In 1912 the distillery was purchased by the Scottish company, DCL, who had already built the Phoenix Park Distillery in Dublin.  It closed the distillery for a period and then focussed production efforts mainly on the manufacture of yeast, marketed under the brand name “Skylark Yeast”.  Although successful, it wasn’t enough to save the distillery and it finally closed in November 1925.  Smaller outlying buildings were sold off in various stages, while stores were put to various uses, including the storage of grass-seed.   The tobacco company Carroll’s used the grain stores and maltings as bonded warehousing for many years but after they moved out, the buildings fell into disrepair.  The famous chimney survived until 1933, when being deemed unsafe, a decision was made to bring it down.  Layers of bricks were removed from one side of the base and replaced with timber supports soaked in paraffin, which when set alight, would ensure the chimney collapsed in the chosen direction.  Photographers and newsreel cameramen from all over Ireland assembled to witness the fall of this great landmark, scheduled for 26 October 1933.  “Brown’s Folly” lived up to its name however – it collapsed 12 hours early, in the middle of the night, to a thunderous roar.  The bricks – half a million of them - were of such high quality that they were used to build local housing in nearby Seatown. 
 

The local council bought the remaining granary and malting buildings in the 1980’s and in 1990.  They were given a new lease of life as the County Museum, local Tourist Office and the Dundalk Library.  The building now housing the library lost a storey during restoration but both buildings are still some of the finest buildings in Dundalk, both viewed from outside and within - the old beams and granite walls in the library make for particularly impressive surroundings.  The County Museum is well worth a visit too, with 3 sections covering ancient Louth, historic Louth and Louth’s industrial heritage.  Unfortunately for the whiskey historian or enthusiast, with the exception of a reprint of the Malcolm Brown advertisement and a video showing a cooper at work, there are no exhibits relating to the old distillery, which shows just how much this once important and successful distillery has lapsed into oblivion. 

 

Distilling is still taking place however in County Louth, at the nearby Cooley Distillery, Ireland’s newest and only independent distillery.   If you do intend to stop off in Dundalk, do check out the museum, pop your head into the library to admire the old stonework and take a stroll around the area, preferably in the direction of McEnteggart’s Pub – a lovely old fashioned Irish pub which, with its large impressive print of the Malcolm Brown Dundalk Distillery hanging over the fireplace, is one of the few remaining links to this old distillery.    

 

Malcolm Brown's Distillery – Jocelyn Street, Dundalk, Co. Louth
 

If you have any information, photos or know of any old bottles from the Malcolm Brown Distillery, we'd love to hear from you, so please don't hesitate to contact us.

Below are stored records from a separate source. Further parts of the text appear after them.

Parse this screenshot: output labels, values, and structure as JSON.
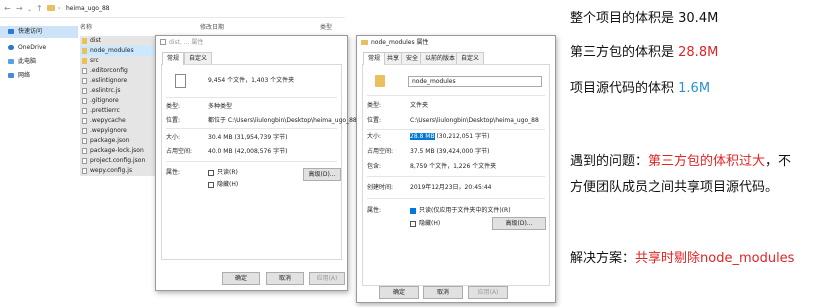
{
  "explorer": {
    "path": "heima_ugo_88",
    "columns": [
      "名称",
      "修改日期",
      "类型"
    ],
    "nav": [
      {
        "label": "快速访问",
        "color": "#2b79d0"
      },
      {
        "label": "OneDrive",
        "color": "#2b79d0"
      },
      {
        "label": "此电脑",
        "color": "#5aa0e6"
      },
      {
        "label": "网络",
        "color": "#4a8bd6"
      }
    ],
    "files": [
      {
        "name": "dist",
        "kind": "folder"
      },
      {
        "name": "node_modules",
        "kind": "folder"
      },
      {
        "name": "src",
        "kind": "folder"
      },
      {
        "name": ".editorconfig",
        "kind": "file"
      },
      {
        "name": ".eslintignore",
        "kind": "file"
      },
      {
        "name": ".eslintrc.js",
        "kind": "file"
      },
      {
        "name": ".gitignore",
        "kind": "file"
      },
      {
        "name": ".prettierrc",
        "kind": "file"
      },
      {
        "name": ".wepycache",
        "kind": "file"
      },
      {
        "name": ".wepyignore",
        "kind": "file"
      },
      {
        "name": "package.json",
        "kind": "file"
      },
      {
        "name": "package-lock.json",
        "kind": "file"
      },
      {
        "name": "project.config.json",
        "kind": "file"
      },
      {
        "name": "wepy.config.js",
        "kind": "file"
      }
    ]
  },
  "dialog1": {
    "title": "dist, ... 属性",
    "tabs": [
      "常规",
      "自定义"
    ],
    "summary": "9,454 个文件，1,403 个文件夹",
    "type_label": "类型:",
    "type_value": "多种类型",
    "location_label": "位置:",
    "location_value": "都位于 C:\\Users\\liulongbin\\Desktop\\heima_ugo_88",
    "size_label": "大小:",
    "size_value": "30.4 MB (31,954,739 字节)",
    "disk_label": "占用空间:",
    "disk_value": "40.0 MB (42,008,576 字节)",
    "attr_label": "属性:",
    "readonly": "只读(R)",
    "hidden": "隐藏(H)",
    "advanced": "高级(D)...",
    "ok": "确定",
    "cancel": "取消",
    "apply": "应用(A)"
  },
  "dialog2": {
    "title": "node_modules 属性",
    "tabs": [
      "常规",
      "共享",
      "安全",
      "以前的版本",
      "自定义"
    ],
    "name_value": "node_modules",
    "type_label": "类型:",
    "type_value": "文件夹",
    "location_label": "位置:",
    "location_value": "C:\\Users\\liulongbin\\Desktop\\heima_ugo_88",
    "size_label": "大小:",
    "size_selected": "28.8 MB",
    "size_rest": " (30,212,051 字节)",
    "disk_label": "占用空间:",
    "disk_value": "37.5 MB (39,424,000 字节)",
    "contains_label": "包含:",
    "contains_value": "8,759 个文件，1,226 个文件夹",
    "created_label": "创建时间:",
    "created_value": "2019年12月23日，20:45:44",
    "attr_label": "属性:",
    "readonly": "只读(仅应用于文件夹中的文件)(R)",
    "hidden": "隐藏(H)",
    "advanced": "高级(D)...",
    "ok": "确定",
    "cancel": "取消",
    "apply": "应用(A)"
  },
  "notes": {
    "line1_prefix": "整个项目的体积是 ",
    "line1_value": "30.4M",
    "line2_prefix": "第三方包的体积是 ",
    "line2_value": "28.8M",
    "line3_prefix": "项目源代码的体积 ",
    "line3_value": "1.6M",
    "problem_prefix": "遇到的问题：",
    "problem_red": "第三方包的体积过大",
    "problem_rest": "，不",
    "problem_line2": "方便团队成员之间共享项目源代码。",
    "solution_prefix": "解决方案：",
    "solution_red": "共享时剔除node_modules"
  },
  "colors": {
    "red": "#e02424",
    "blue": "#2a8fd6",
    "select": "#0078d7"
  }
}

Further reading: 


The Whisky Distilleries of the United Kingdom by Alfred Barnard 
 

 

Acknowledgements and many thanks to :  Dundalk County Library and Museum

                                                              Brian McEnteggart

 

Copyright © 2009-2014 Ireland Whiskey Trail | All rights reserved. Site designed and powered by Kingdom Media